The first choice you have to make when it comes to images is the use of color. Photos with color are more “alive” and vibrant while black and white tends to have a cooler yet more dramatic feel. Further, you can experiment with monotone or sepia effects that add some highly saturated hues.

For most projects, the color option works best. Photos do not require a lot of manipulation and have a true feel. There are plenty of ways to edit color photos. Think about the effect you want: Should the image be true or more dramatic? Be wary of over-modified color, such as those with unnatural skin tones or super-white teeth.

Going the black and white route is also fairly popular and is a simple effect with photo editing software. Both types of images tend to be sharp and are commonly seen and used.

Monotone and sepia (an effect similar to black and white only using shades of gold and brown) can be more difficult to pull off. Monotone and sepia photos tend to have a softer look and feel than color or black and white images. Coloring effects may also cause readers to stop and think more about an image: Why was it colored? What hidden messages are being expressed?

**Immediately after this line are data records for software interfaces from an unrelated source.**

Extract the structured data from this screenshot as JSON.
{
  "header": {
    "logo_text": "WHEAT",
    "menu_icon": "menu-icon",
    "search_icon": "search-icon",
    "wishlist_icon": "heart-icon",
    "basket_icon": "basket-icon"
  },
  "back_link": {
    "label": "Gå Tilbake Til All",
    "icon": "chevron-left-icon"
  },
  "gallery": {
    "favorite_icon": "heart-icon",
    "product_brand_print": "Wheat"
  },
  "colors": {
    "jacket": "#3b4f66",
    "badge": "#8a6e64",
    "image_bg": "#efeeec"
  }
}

New filters and digital camera add-ons also incorporate effects such as rainbow filters over an image and lens flares. Get your image first without the special effects. You can always add an effect to a strong image in editing software later. You can’t remove an effect that is “developed” into the image.

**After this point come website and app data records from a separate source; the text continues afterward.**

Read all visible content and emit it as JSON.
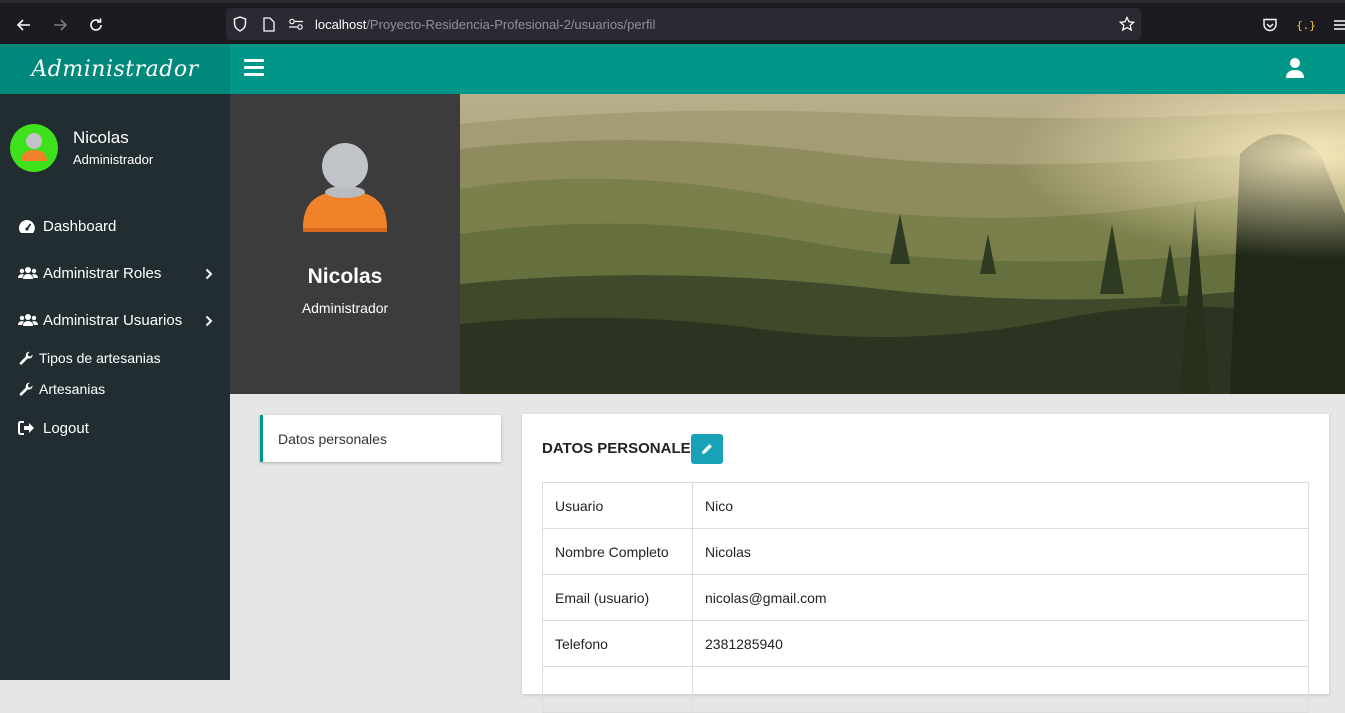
{
  "browser": {
    "url_host": "localhost",
    "url_path": "/Proyecto-Residencia-Profesional-2/usuarios/perfil"
  },
  "header": {
    "brand": "Administrador"
  },
  "sidebar": {
    "user_name": "Nicolas",
    "user_role": "Administrador",
    "items": [
      {
        "label": "Dashboard",
        "icon": "dashboard-icon"
      },
      {
        "label": "Administrar Roles",
        "icon": "users-icon"
      },
      {
        "label": "Administrar Usuarios",
        "icon": "users-icon"
      },
      {
        "label": "Tipos de artesanias",
        "icon": "wrench-icon"
      },
      {
        "label": "Artesanias",
        "icon": "wrench-icon"
      },
      {
        "label": "Logout",
        "icon": "logout-icon"
      }
    ]
  },
  "profile": {
    "name": "Nicolas",
    "role": "Administrador"
  },
  "tabs": {
    "personal": "Datos personales"
  },
  "panel": {
    "title": "DATOS PERSONALES",
    "rows": [
      {
        "key": "Usuario",
        "value": "Nico"
      },
      {
        "key": "Nombre Completo",
        "value": "Nicolas"
      },
      {
        "key": "Email (usuario)",
        "value": "nicolas@gmail.com"
      },
      {
        "key": "Telefono",
        "value": "2381285940"
      },
      {
        "key": "",
        "value": ""
      }
    ]
  },
  "colors": {
    "accent": "#009688",
    "brand": "#00897b",
    "sidebar": "#222d32",
    "edit_button": "#17a2b8",
    "avatar_bg": "#3ee11a"
  }
}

Most print and digital applications use some type of border around images, although in some instances the borders may be so unobtrusive that they go unnoticed. Other borders may have the exact opposite effect, and are intended to complement an image and even enhance it.

This site, for example, uses two simple effects for each borderless image – a slight curving of the image corners and a faint drop shadow to almost lift each image off the page.

Thin and Thick Lines


The most common borders are thin and thick lines that surround a photo. Borders are often white or black and a used in equal weight on all sides of the image. Some designers prefer color options, but colored borders can be difficult to use without looking somewhat cheesy.

Hairline borders are less than one point wide and provide a simple frame for images. (Most hairline frames are 1/2 a point wide.) Any border wider than a hairline should be sized based on the desired effect. Borders will look larger based on the size and composition of an image. Small frames can be weighed down with thick borders and the impact of landscapes can be less dramatic when paired with heavy lines. A thick border, though, can bring emphasis to a photo of a tight face or simple image.

Borders can also be used to create other effects, such as using borders of varying widths on the same image to create a polaroid-style frame. (The top and side borders would be of equal weight while the border along the bottom would be much thicker.)



In most instances, you should not notice a good shadow. Drop shadows are used to lift items and add emphasis, not overpower them. The best shadows look natural (hence the term shadow) and should mirror patterns of natural light.

Be wary of colorful shadows and photo editing software presets. Out-of-the-box Adobe Photoshop will give you a 75 percent black shadow, which can be too harsh for most applications.

Odd Shapes and Corner Effects


We are all used to the aspect ratio of a 4-inch by 6-inch photo. Other rectangular and square crops are also pretty easy on the eye and can add emphasis. Other shapes, however, may be jarring. Circular and triangular photo frames can result in odd and jarring crops and leave difficult spaces for you to work with within your design (though the designers at Path are sure pulling them off nicely).

Remember most design projects are built, printed or published within a series of rectangles – books, business cards, the shape of web browsers – and adding odd, unmatching shapes can create design problems.

If you plan to use odd shapes in your design, develop a way to keep them connected in a rectangular frame.

Keep corner choices clean and consistent. Use unobtrusive effects that do not extend away from the image itself because these can present a host of design problems when you begin adding other items to the mix.

Square corners are the most common – again think about design in a series of rectangles – but soft corners can also be impactful. Gimmicks, such as frayed edges, scrolls and thought bubbles popping out of frames should be used in moderation.

“Artistic” Manipulations


Just because Photoshop has hundreds of photo filters (and thousands more available), does not mean you need to use them. Distorting images, solarization, turning a photo into a van Gogh-esque piece and adding pixilation and blur will not make an image better. A good image should stand alone.

If you are trying to work with a poor image, adding these effects will only emphasize the lack of quality in the image. If you feel an image will not work without multiple effects, it might be time to look at new images. Manipulations are never a substitute for quality.


Dancing frog and blinking photos are so 1999. Animating images can be distracting. Save the 3D effects or movement for slideshows or transitions between items on your site.

Be wary of complicated animations in general. How many times have you seen flying stars between scenes in a movie? The most professional animations are simple and will go almost unnoticed.


Keep it simple. Try to select and use strong images when possible so you don’t feel the need to add tricks. If you are using photo manipulation tools, think about how often they are used and the purpose for them. Do they add something to your project? Is the image still strong? Does the manipulation take away from the image?

You will always get the most impact on your site by playing it simple. Too many effects can be distracting and take away from the message you are trying to convey. Think of gimmicks as one-time-use tricks and once you have used something like a rainbow border, toss it from your toolkit.

Image Sources: bIzzard, and Adriano Aurelio Araujo.